Allouez Wisconsin History
The Nicolet State Trail runs 90 miles, so I thought I'd share a few photos of various villages and towns in Green Bay, WI.
The East River Trail, just 6 miles long, is bordered to the north and east by the Green Bay River, Lake Superior and the Hudson River, and to the east and east by the Wisconsin River.
The Fox River State Trail connects Packerland with pasture land, winds through rural and agricultural communities along the Wisconsin River and its tributaries, and connects Appleton and Kaukauna to the north and south of the city via the busy County Highway CElink.
The Old Plankenweg runs parallel to the road, which was originally built of wooden planks in the 19th century. The Copper Culture Trail offers scenic views of the Copper River and its tributaries, as well as the Fox River Valley.
In 1675, Father Jacques Marquette's mission in Illinois was taken over by his brother-in-law, Father John Marquett. The mission will be known by various names, including the mission of St. John in Allouz and the mission of St. John in the Fox Valley.
The Radisson Groseilliers were in the Northwest in 1661-62, after traveling down the Fox River and making their remarkable journey down the Mississippi. In September they sailed to the south shore and set up camp at Lake Superior, which they were to carry to Sault Ste. In the winter of 1662-63, they crossed the Mille Lacs region in Minnesota with their cache of goods. Perrot and others set up camp in Allouz and sailed to Minnesota, sailing from the northern shore of the Great Lakes in August of that year and sailing south again in October.
Johnston spoke of an accomplished Irish gentleman who had lived in Sault de Ste for so many years. He was in English service and built a fortress on the island of Madelaine, which was to guard the northern entrance comfortably. There are no records of his presence in Allouz after his capture at Mackinaw in 1812, but he is the only Radisson Groseillier of whom we have records.

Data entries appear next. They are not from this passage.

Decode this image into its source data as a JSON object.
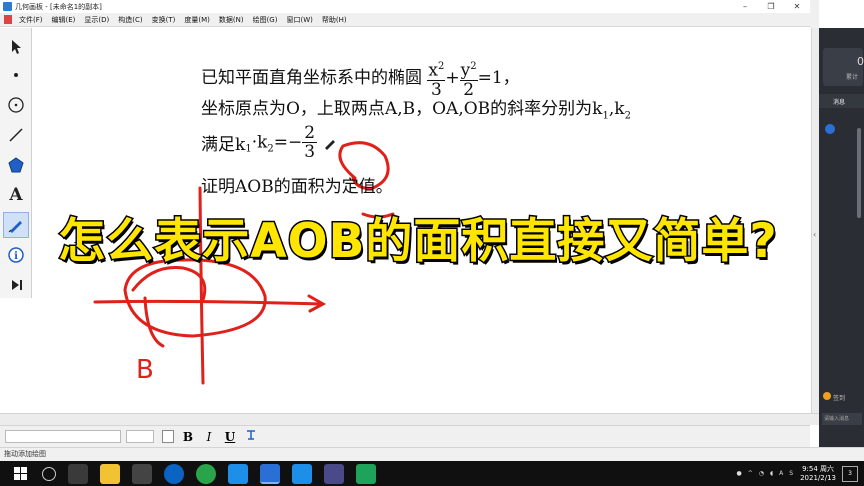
{
  "window": {
    "title": "几何画板 - [未命名1的副本]",
    "controls": [
      "–",
      "❐",
      "✕"
    ]
  },
  "menu": [
    "文件(F)",
    "编辑(E)",
    "显示(D)",
    "构造(C)",
    "变换(T)",
    "度量(M)",
    "数据(N)",
    "绘图(G)",
    "窗口(W)",
    "帮助(H)"
  ],
  "toolbox": {
    "tools": [
      "arrow-select",
      "point",
      "compass-circle",
      "straightedge",
      "polygon",
      "text",
      "marker",
      "information",
      "custom-tools"
    ],
    "active": "marker"
  },
  "problem": {
    "line1": {
      "prefix": "已知平面直角坐标系中的椭圆",
      "frac1_num": "x",
      "frac1_sup": "2",
      "frac1_den": "3",
      "plus": "+",
      "frac2_num": "y",
      "frac2_sup": "2",
      "frac2_den": "2",
      "suffix": "=1，"
    },
    "line2": {
      "text": "坐标原点为O，上取两点A,B，OA,OB的斜率分别为k",
      "sub1": "1",
      "comma": ",k",
      "sub2": "2"
    },
    "line3": {
      "prefix": "满足k",
      "sub1": "1",
      "mid": "·k",
      "sub2": "2",
      "eq": "=−",
      "frac_num": "2",
      "frac_den": "3"
    },
    "line4": "证明AOB的面积为定值。"
  },
  "banner": "怎么表示AOB的面积直接又简单?",
  "sketch": {
    "label": "B",
    "stroke_color": "#e0201a"
  },
  "textbar": {
    "bold": "B",
    "italic": "I",
    "underline": "U"
  },
  "status": "拖动添加绘图",
  "side_panel": {
    "big_number": "0",
    "subtitle": "累计",
    "tab": "消息",
    "sign_in": "签到",
    "input_placeholder": "请输入消息"
  },
  "taskbar": {
    "clock_time": "9:54 周六",
    "clock_date": "2021/2/13",
    "notifications": "3",
    "tray_lang": "A",
    "tray_ime": "S"
  },
  "colors": {
    "banner_fill": "#ffe600",
    "banner_stroke": "#000000",
    "ink": "#e0201a",
    "active_tool": "#cfe0f7"
  }
}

The Favre Family Miracle Recreation Area is named after former Wisconsin Packers quarterback Brett Favres and his wife Jill in honor of their son Brett and daughter-in-law Jessica. The immediate construction of the shelter and the disabled playground made it possible for football to return to Allouz for the first time in over 50 years.
Intrigued by the concept, Liegeois decided to continue the project in late 2005 after seeing that he could not create a similar facility in the area around Lake Michigan and Lake Superior, and brought the idea to his friend and co-founder of the Allouez Miracle League, Dr. John F. O'Neill. The season opened and the following winter was spent at Favre's Family Miracle Recreation Area in honor of former Wisconsin Packers quarterback Brett Favres and his wife Jill. One participating family has enjoyed this experience so much that in 2010 they launched a Miracle League program that now has over 1,000 participants in its first year of operation. AllOUez is also traveling to Lake Michigan, where it is continuing its efforts to turn the former Lake Huron National Wildlife Refuge into a recreation area for the disabled and disabled.
Originally, the Lake Superior Indians went to Quebec to trade, but as the whites advanced to a certain extent westward, trade visits were restricted. There was a tendency to prolong the fox war, as they were forced to trade in fur and travel, as well as the propensity of the locals to fight.
It was not until August 1665, three years later, that Father Claude Allouez, a Jesuit, was sent to reopen the abandoned mission in Ottawa at Lake Superior. He spent a longer stay there and founded Pere - Claude - AllOUez at the present-day Rapids des Peres, or "Rapids of the Father."
Here he learned about the captivity of the Sioux father Louis Hennepin and rescued the double adventurer without much talk or courage and carried him to his new home in Green Bay. So freed from the work that had undoubtedly plagued him, Allouez went to GreenBay, where he arrived in early December and founded the modern city of Depere.
An eyewitness account of the Lake Superior region, written a few years later, can be read in this memoir. The Radisson Voyages, published in 1895 by the Prince's Society of Boston, and parts of his relations with Wisconsin are reproduced in this note by Wis. Hist. The English translation was provided by William Kelloggs Davidson, Wisconsin Historical Society, Madison, WI. In Unnamed Wisconsin Milw (1895), Mr. Davidson reveals the full details of her mission and work.
The purpose of this story is to remind people of the importance of local history in the history of Wisconsin and the history of the state. This is an attempt to show how local histories were institutionalized and presented at the end of the 19th century.